From the first line to the last, retype the data below exactly.
++++ RECORD EXCERPTS
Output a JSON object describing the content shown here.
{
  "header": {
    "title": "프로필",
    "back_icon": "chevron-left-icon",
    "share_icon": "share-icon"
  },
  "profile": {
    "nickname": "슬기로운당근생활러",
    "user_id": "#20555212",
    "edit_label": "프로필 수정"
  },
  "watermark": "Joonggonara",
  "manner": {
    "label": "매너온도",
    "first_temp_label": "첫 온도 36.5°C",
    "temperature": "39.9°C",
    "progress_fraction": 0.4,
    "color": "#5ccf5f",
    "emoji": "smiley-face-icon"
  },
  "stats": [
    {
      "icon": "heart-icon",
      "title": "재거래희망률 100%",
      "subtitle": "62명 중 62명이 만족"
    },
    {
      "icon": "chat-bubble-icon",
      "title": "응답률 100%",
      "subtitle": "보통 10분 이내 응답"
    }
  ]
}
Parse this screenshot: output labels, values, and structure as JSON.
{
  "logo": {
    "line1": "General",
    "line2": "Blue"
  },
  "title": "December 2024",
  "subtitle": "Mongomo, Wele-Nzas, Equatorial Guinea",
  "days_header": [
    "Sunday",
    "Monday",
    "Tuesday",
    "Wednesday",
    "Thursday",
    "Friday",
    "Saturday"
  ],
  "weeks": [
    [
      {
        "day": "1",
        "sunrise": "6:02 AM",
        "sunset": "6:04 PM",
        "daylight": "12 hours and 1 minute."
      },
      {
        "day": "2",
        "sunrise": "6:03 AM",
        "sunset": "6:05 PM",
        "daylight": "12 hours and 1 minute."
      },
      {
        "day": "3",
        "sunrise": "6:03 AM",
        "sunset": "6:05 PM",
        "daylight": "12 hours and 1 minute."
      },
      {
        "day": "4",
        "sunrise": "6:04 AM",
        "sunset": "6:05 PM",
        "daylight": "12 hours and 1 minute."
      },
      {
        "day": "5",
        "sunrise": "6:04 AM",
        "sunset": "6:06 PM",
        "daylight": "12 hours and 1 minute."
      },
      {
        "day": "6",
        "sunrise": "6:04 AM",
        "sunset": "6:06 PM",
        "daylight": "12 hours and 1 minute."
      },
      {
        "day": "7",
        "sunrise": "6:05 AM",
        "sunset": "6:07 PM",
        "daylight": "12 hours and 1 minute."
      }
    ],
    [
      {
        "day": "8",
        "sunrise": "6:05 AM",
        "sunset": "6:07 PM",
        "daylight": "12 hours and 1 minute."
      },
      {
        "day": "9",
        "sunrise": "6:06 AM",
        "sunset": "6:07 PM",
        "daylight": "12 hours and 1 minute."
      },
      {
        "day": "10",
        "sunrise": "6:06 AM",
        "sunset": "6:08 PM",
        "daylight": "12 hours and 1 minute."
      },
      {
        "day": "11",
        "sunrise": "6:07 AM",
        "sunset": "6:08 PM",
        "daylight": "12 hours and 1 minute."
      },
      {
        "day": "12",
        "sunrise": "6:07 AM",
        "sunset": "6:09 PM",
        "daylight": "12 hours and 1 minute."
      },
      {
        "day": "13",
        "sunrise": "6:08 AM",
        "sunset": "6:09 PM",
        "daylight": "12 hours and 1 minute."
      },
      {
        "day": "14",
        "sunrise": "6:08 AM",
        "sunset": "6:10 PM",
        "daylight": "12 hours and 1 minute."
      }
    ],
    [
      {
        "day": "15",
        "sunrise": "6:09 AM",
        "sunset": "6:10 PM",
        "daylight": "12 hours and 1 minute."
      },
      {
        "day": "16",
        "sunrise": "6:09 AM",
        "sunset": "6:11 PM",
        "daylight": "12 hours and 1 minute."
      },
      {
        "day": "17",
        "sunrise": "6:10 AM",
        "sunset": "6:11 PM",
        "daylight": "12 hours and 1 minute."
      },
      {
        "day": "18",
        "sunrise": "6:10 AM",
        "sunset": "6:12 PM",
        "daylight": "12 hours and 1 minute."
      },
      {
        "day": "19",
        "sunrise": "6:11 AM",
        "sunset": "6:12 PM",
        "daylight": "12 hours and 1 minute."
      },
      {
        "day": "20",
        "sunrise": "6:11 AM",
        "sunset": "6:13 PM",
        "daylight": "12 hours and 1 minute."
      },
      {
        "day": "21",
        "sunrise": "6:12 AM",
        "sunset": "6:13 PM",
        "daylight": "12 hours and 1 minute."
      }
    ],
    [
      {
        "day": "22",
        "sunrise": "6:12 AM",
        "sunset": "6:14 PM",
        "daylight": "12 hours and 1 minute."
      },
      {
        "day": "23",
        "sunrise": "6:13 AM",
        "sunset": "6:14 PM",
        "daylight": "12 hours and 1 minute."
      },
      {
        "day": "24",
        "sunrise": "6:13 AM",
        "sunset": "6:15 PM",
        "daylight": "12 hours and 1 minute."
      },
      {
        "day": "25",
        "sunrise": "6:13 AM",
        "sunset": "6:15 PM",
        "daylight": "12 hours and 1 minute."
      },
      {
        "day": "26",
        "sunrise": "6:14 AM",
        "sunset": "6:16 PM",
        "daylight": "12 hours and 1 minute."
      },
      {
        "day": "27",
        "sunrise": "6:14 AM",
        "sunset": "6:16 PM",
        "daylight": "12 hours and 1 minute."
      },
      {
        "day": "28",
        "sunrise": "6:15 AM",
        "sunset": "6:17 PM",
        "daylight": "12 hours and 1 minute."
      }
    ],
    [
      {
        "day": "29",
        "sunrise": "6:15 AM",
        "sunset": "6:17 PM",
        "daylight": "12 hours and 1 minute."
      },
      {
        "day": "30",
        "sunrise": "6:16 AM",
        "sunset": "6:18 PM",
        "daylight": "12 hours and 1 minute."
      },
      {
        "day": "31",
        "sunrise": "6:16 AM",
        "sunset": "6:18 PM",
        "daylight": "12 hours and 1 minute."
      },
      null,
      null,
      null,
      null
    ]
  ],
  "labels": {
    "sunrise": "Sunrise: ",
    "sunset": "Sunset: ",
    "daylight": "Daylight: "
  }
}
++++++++
RESPONSE AREA >>
Output a JSON object describing the content shown here.
{
  "header": {
    "title": "프로필",
    "back_icon": "chevron-left-icon",
    "share_icon": "share-icon"
  },
  "profile": {
    "nickname": "슬기로운당근생활러",
    "user_id": "#20555212",
    "edit_label": "프로필 수정"
  },
  "watermark": "Joonggonara",
  "manner": {
    "label": "매너온도",
    "first_temp_label": "첫 온도 36.5°C",
    "temperature": "39.9°C",
    "progress_fraction": 0.4,
    "color": "#5ccf5f",
    "emoji": "smiley-face-icon"
  },
  "stats": [
    {
      "icon": "heart-icon",
      "title": "재거래희망률 100%",
      "subtitle": "62명 중 62명이 만족"
    },
    {
      "icon": "chat-bubble-icon",
      "title": "응답률 100%",
      "subtitle": "보통 10분 이내 응답"
    }
  ]
}
Parse this screenshot: output labels, values, and structure as JSON.
{
  "logo": {
    "line1": "General",
    "line2": "Blue"
  },
  "title": "December 2024",
  "subtitle": "Mongomo, Wele-Nzas, Equatorial Guinea",
  "days_header": [
    "Sunday",
    "Monday",
    "Tuesday",
    "Wednesday",
    "Thursday",
    "Friday",
    "Saturday"
  ],
  "weeks": [
    [
      {
        "day": "1",
        "sunrise": "6:02 AM",
        "sunset": "6:04 PM",
        "daylight": "12 hours and 1 minute."
      },
      {
        "day": "2",
        "sunrise": "6:03 AM",
        "sunset": "6:05 PM",
        "daylight": "12 hours and 1 minute."
      },
      {
        "day": "3",
        "sunrise": "6:03 AM",
        "sunset": "6:05 PM",
        "daylight": "12 hours and 1 minute."
      },
      {
        "day": "4",
        "sunrise": "6:04 AM",
        "sunset": "6:05 PM",
        "daylight": "12 hours and 1 minute."
      },
      {
        "day": "5",
        "sunrise": "6:04 AM",
        "sunset": "6:06 PM",
        "daylight": "12 hours and 1 minute."
      },
      {
        "day": "6",
        "sunrise": "6:04 AM",
        "sunset": "6:06 PM",
        "daylight": "12 hours and 1 minute."
      },
      {
        "day": "7",
        "sunrise": "6:05 AM",
        "sunset": "6:07 PM",
        "daylight": "12 hours and 1 minute."
      }
    ],
    [
      {
        "day": "8",
        "sunrise": "6:05 AM",
        "sunset": "6:07 PM",
        "daylight": "12 hours and 1 minute."
      },
      {
        "day": "9",
        "sunrise": "6:06 AM",
        "sunset": "6:07 PM",
        "daylight": "12 hours and 1 minute."
      },
      {
        "day": "10",
        "sunrise": "6:06 AM",
        "sunset": "6:08 PM",
        "daylight": "12 hours and 1 minute."
      },
      {
        "day": "11",
        "sunrise": "6:07 AM",
        "sunset": "6:08 PM",
        "daylight": "12 hours and 1 minute."
      },
      {
        "day": "12",
        "sunrise": "6:07 AM",
        "sunset": "6:09 PM",
        "daylight": "12 hours and 1 minute."
      },
      {
        "day": "13",
        "sunrise": "6:08 AM",
        "sunset": "6:09 PM",
        "daylight": "12 hours and 1 minute."
      },
      {
        "day": "14",
        "sunrise": "6:08 AM",
        "sunset": "6:10 PM",
        "daylight": "12 hours and 1 minute."
      }
    ],
    [
      {
        "day": "15",
        "sunrise": "6:09 AM",
        "sunset": "6:10 PM",
        "daylight": "12 hours and 1 minute."
      },
      {
        "day": "16",
        "sunrise": "6:09 AM",
        "sunset": "6:11 PM",
        "daylight": "12 hours and 1 minute."
      },
      {
        "day": "17",
        "sunrise": "6:10 AM",
        "sunset": "6:11 PM",
        "daylight": "12 hours and 1 minute."
      },
      {
        "day": "18",
        "sunrise": "6:10 AM",
        "sunset": "6:12 PM",
        "daylight": "12 hours and 1 minute."
      },
      {
        "day": "19",
        "sunrise": "6:11 AM",
        "sunset": "6:12 PM",
        "daylight": "12 hours and 1 minute."
      },
      {
        "day": "20",
        "sunrise": "6:11 AM",
        "sunset": "6:13 PM",
        "daylight": "12 hours and 1 minute."
      },
      {
        "day": "21",
        "sunrise": "6:12 AM",
        "sunset": "6:13 PM",
        "daylight": "12 hours and 1 minute."
      }
    ],
    [
      {
        "day": "22",
        "sunrise": "6:12 AM",
        "sunset": "6:14 PM",
        "daylight": "12 hours and 1 minute."
      },
      {
        "day": "23",
        "sunrise": "6:13 AM",
        "sunset": "6:14 PM",
        "daylight": "12 hours and 1 minute."
      },
      {
        "day": "24",
        "sunrise": "6:13 AM",
        "sunset": "6:15 PM",
        "daylight": "12 hours and 1 minute."
      },
      {
        "day": "25",
        "sunrise": "6:13 AM",
        "sunset": "6:15 PM",
        "daylight": "12 hours and 1 minute."
      },
      {
        "day": "26",
        "sunrise": "6:14 AM",
        "sunset": "6:16 PM",
        "daylight": "12 hours and 1 minute."
      },
      {
        "day": "27",
        "sunrise": "6:14 AM",
        "sunset": "6:16 PM",
        "daylight": "12 hours and 1 minute."
      },
      {
        "day": "28",
        "sunrise": "6:15 AM",
        "sunset": "6:17 PM",
        "daylight": "12 hours and 1 minute."
      }
    ],
    [
      {
        "day": "29",
        "sunrise": "6:15 AM",
        "sunset": "6:17 PM",
        "daylight": "12 hours and 1 minute."
      },
      {
        "day": "30",
        "sunrise": "6:16 AM",
        "sunset": "6:18 PM",
        "daylight": "12 hours and 1 minute."
      },
      {
        "day": "31",
        "sunrise": "6:16 AM",
        "sunset": "6:18 PM",
        "daylight": "12 hours and 1 minute."
      },
      null,
      null,
      null,
      null
    ]
  ],
  "labels": {
    "sunrise": "Sunrise: ",
    "sunset": "Sunset: ",
    "daylight": "Daylight: "
  }
}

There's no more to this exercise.